Proving that the bear market’s bad fortune hasn’t beaten down everyone, Kansas City Equity Partners recently managed to squeeze $45 million worth of fresh capital out of its cadre of limited partners, more than doubling the size of its sophomore fund.
Although KCEP Ventures II was originally closed in early 1999, this latest infusion serves to expand the vehicle, giving the firm more capital to play with as it evaluates future investments, said Tom Palmer, a managing director with the firm.
“We leveraged our private equity with the Small Business Administration’s participating securities program so we didn’t have to get any new licenses to increase our existing vehicle,” he explained. “It provided a cleaner path to more capital.” Kansas City Equity Partners I, vintaged when the firm was founded in 1994, was already fully invested and therefore could not be tapped for additional resources, he added.
All but four of the investors that signed on to contribute to the firm’s most recent capital influx were existing limited partners in KCEP II, Palmer noted. Moreover, GreenStreet Capital, also an investor in the fund, took on a second role as a venture partner at the firm as part of the expansion.
“GreenStreet will remain a significant LP to the fund, and we will also invest side-by-side, particularly in deals where they can provide substantial knowledge or value add, especially in energy and communications,” Palmer said.
As part of that arrangement, former GreenStreet Capital President Terry Matlack has come on board as KCEP’s fourth managing director, and will focus primarily on telecom and pure communications plays.
There were no changes to KCEP’s advisory board as a result of the fund’s expansion, and Rick Green and Fred Lyons – respectively, chairman and chief executive of UtiliCorp United and retired chairman and chief executive of pharmaceutical firm Hoescht AG (now known as Aventis SA) – will stay on as special LPs for the firm.
Palmer declined to disclose the names of the firm’s traditional LPs besides GreenStreet and the Small Business Administration, but did say that its LP roster includes the usual crew of corporations, foundations, banks, trusts, and high-net-worth individuals and entrepreneurs.
Close To The Heartland
As in the past, KCEP’s strategy remains more regionally-focused than stage-driven. Although the firm mostly shies away from pure buyouts, its strategy runs the gamut from early- to late-stage and growth transactions. Still, for the most part, it will stick close to its home turf, backing Midwest-based information technology, telecommunications and branded consumer products/specialty retail plays “with significant growth potential,” Palmer said.

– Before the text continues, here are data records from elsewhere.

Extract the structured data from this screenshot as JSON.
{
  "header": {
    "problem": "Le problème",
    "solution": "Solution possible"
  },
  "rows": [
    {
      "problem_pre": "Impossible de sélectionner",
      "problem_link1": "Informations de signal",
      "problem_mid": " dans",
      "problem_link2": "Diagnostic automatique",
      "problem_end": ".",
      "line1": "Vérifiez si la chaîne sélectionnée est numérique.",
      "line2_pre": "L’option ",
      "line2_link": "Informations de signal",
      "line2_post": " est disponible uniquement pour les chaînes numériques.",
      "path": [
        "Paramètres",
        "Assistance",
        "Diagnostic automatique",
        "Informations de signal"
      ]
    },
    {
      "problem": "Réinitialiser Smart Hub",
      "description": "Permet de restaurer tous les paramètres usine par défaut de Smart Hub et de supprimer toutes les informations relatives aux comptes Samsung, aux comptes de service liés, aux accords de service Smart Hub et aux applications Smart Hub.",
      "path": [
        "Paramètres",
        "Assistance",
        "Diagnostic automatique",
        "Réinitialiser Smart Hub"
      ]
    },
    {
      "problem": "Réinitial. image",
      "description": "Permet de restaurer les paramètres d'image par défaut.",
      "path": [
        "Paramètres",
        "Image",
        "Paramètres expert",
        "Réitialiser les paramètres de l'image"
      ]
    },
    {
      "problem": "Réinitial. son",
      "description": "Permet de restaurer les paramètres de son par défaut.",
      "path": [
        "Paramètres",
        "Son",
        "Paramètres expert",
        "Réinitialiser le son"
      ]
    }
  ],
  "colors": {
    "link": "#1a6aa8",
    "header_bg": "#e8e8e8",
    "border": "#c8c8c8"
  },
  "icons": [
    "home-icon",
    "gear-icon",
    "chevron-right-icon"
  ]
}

Thus far, the firm has completed approximately 15 such deals from Fund II, with each investment in the neighborhood of $2 million to $6 million.
Moreover, KCEP is a big co-investment player. It recently invested alongside Gazelle Technology Ventures and White Pines Management LLC to pump $7 million into Freightpro.com Inc., a Shawnee Mission, Kan.-based company that offers online package shipment and management services.
And the firm has helped outfit Boulder, Colo.-based Outlast Technologies with more than $13.4 million over the past four years, along with the likes of Penny Lane Partners, Sycamore Ventures and Walden Capital Management Corp. Outlast develops, manufactures and sells thermal regulating fibers and fabrics, mostly for outdoor clothing.
In addition to Matlack and Palmer, KCEP II also is managed by Bill Reisler and David Schulte, both of whom are managing directors at the firm.
Robyn Kurdek can be contacted at Story Feedback.